Collection of Indian-inspired printed fabrics in three large families of colours, coordinated with a woven stripe and with one of Güell Lamadrid’s best-selling plain fabrics.



Nepali: printed cotton fabric with a monochrome floral design, with a positive and negative efect. Available in 6 colours: mustard and terracotta, mauve and green and blues and taupes.

Bengali: ethnic print fabric with a lot of personality, imitating a small frieze with foral patterns.

Malayalam: elegant stripe 100% cotton fabric woven in a traditional Indian way, with a fresh touch and smooth fall. Presented in 4 very attractive colours: mustard, terracotta, green and lilac.

Konkani: small flowers printed on a cotton/linen base, fresh and stylish, available in the 3 colour ranges of the collection: mustard and terracotta, mauve and green and blue and taupes.

Urdu: printed fabric with floral entangled patterns. This is the main design of the collection, with the biggest rapport. Available in 3 colours.



Anish Kapoor, the Indian contemporary artist you must know


Anish Kapoor is a British artist born in Bombay, India, in 1945. He has lived and worked in London since moving to this city to study art in the early 1970s, first at Hornsey College of Art and later in the Chelsea School of Art Design.



Kapoor is one of the most influential sculptors of the time. He creates abstract sculptures with different materials such as concrete, fiberglass, pigments, stone, felt and stainless steel. He makes primitive organic shapes focusing on three axes: the object itself, its colour and its relationship with the audience. All the pieces outstand for their color, which may seem to be the influence of his Indian roots. But his origin has nothing to do with his work: “I do not believe in the idea of ethnic origin (…). For me, being a Spanish, English or English artist is the same. The important thing is the work». What he considers really important are the symbolic and formal qualities of his work. But the truth is that he has not been able to disassociate himself from the bright colors of his native land…

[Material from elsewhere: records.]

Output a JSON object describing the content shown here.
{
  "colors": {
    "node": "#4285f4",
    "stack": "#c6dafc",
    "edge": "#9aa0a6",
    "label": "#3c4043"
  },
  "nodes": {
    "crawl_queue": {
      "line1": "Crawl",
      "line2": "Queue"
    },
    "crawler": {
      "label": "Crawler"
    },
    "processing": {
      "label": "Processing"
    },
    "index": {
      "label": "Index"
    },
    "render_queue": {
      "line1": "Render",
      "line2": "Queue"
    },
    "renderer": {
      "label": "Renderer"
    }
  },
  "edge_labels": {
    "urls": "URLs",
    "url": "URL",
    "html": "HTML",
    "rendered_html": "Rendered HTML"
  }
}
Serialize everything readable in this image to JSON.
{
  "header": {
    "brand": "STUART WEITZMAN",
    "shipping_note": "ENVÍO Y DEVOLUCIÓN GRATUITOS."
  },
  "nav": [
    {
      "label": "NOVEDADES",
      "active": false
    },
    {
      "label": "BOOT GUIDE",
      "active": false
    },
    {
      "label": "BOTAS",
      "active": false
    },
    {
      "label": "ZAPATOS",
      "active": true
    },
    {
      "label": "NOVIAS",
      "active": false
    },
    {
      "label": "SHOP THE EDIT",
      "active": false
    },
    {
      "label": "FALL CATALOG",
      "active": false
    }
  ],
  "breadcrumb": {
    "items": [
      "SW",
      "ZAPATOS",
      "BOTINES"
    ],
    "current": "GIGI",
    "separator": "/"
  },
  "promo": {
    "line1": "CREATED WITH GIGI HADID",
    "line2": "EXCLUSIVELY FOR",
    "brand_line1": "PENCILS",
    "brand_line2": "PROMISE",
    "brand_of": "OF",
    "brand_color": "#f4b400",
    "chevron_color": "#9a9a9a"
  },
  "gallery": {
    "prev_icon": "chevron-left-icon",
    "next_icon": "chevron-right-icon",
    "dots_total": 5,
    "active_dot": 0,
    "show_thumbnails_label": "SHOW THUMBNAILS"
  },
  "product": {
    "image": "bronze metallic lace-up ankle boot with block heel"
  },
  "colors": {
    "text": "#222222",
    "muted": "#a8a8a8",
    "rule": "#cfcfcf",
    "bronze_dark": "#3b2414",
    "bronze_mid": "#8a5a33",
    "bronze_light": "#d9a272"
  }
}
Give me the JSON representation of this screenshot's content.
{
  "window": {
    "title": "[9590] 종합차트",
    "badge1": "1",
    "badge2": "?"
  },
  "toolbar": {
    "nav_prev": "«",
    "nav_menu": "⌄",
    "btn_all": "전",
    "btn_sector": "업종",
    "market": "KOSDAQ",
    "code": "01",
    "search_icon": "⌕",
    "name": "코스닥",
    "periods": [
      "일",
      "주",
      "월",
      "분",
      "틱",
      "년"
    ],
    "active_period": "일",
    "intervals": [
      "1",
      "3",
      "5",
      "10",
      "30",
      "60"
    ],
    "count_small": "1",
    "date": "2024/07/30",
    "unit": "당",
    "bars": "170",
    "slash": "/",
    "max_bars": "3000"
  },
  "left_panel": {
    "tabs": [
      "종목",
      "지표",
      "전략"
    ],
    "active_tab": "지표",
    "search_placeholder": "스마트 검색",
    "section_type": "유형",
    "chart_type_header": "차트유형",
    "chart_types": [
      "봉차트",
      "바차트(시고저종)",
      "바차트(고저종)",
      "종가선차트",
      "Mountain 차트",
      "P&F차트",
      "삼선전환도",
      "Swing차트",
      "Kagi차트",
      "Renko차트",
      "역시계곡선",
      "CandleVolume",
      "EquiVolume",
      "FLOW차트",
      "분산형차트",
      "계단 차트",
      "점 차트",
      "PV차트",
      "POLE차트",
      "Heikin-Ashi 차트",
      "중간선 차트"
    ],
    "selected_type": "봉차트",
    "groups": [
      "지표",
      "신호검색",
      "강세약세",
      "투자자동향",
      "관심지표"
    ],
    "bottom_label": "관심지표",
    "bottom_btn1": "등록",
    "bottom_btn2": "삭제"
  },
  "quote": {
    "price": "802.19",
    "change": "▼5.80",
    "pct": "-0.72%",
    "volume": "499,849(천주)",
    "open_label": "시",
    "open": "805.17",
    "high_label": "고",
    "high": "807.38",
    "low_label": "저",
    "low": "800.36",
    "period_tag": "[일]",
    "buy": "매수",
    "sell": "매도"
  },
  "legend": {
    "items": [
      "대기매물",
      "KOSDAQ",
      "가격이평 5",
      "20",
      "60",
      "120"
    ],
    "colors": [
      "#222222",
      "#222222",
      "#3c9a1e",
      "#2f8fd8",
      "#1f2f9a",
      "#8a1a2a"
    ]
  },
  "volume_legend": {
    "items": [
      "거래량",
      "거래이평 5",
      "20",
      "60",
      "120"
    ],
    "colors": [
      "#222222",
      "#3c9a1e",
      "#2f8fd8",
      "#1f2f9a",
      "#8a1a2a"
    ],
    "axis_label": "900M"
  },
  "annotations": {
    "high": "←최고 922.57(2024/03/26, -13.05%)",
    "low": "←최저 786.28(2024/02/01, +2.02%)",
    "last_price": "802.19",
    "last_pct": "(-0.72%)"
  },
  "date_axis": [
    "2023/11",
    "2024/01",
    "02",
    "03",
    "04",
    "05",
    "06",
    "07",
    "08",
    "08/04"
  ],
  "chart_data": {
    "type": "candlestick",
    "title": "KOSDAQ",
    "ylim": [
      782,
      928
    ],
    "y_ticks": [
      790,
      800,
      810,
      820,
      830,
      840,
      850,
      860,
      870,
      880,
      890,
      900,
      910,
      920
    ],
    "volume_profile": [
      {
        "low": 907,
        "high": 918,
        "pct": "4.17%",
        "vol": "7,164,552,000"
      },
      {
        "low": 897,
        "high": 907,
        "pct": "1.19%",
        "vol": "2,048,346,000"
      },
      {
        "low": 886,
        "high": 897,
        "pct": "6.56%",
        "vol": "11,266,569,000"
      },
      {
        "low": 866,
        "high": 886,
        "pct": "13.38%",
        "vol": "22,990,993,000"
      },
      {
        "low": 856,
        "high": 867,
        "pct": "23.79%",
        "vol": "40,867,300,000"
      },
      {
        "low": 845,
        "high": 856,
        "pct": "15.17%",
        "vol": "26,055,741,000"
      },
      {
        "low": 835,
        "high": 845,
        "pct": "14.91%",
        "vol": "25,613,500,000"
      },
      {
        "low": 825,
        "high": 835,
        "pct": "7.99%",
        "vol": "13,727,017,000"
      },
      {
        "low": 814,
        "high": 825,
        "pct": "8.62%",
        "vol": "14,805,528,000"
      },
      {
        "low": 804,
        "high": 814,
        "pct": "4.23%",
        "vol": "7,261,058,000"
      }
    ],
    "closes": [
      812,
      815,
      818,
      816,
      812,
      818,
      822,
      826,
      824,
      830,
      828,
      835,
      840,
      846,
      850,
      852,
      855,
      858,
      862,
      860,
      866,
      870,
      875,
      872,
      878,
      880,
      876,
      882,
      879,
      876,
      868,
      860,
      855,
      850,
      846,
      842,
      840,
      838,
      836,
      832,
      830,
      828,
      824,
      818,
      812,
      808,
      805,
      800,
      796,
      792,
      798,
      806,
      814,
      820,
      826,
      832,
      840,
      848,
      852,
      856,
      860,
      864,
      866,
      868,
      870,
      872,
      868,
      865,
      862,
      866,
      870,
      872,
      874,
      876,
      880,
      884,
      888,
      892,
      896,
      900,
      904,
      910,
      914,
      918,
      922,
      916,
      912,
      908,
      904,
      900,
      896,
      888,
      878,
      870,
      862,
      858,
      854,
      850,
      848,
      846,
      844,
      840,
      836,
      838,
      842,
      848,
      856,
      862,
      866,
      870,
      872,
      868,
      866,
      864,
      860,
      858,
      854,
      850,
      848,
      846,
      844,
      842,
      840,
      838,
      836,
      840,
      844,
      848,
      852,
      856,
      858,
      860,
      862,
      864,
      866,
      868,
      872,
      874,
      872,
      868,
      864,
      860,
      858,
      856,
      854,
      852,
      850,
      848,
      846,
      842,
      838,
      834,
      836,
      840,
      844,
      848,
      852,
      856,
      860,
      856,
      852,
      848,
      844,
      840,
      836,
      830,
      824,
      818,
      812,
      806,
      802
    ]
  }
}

Anish Kapoor goes from the stone to the wax and from this to the most purely polished steel, creating works of any size imaginable and going beyond any barrier that we can imagine.





His forms question our understanding of space and often combine several concepts into one: the exterior, the interior; the additive volume and the subtractive volume. This dichotomy of opposites is what characterizes Kapoor’s work.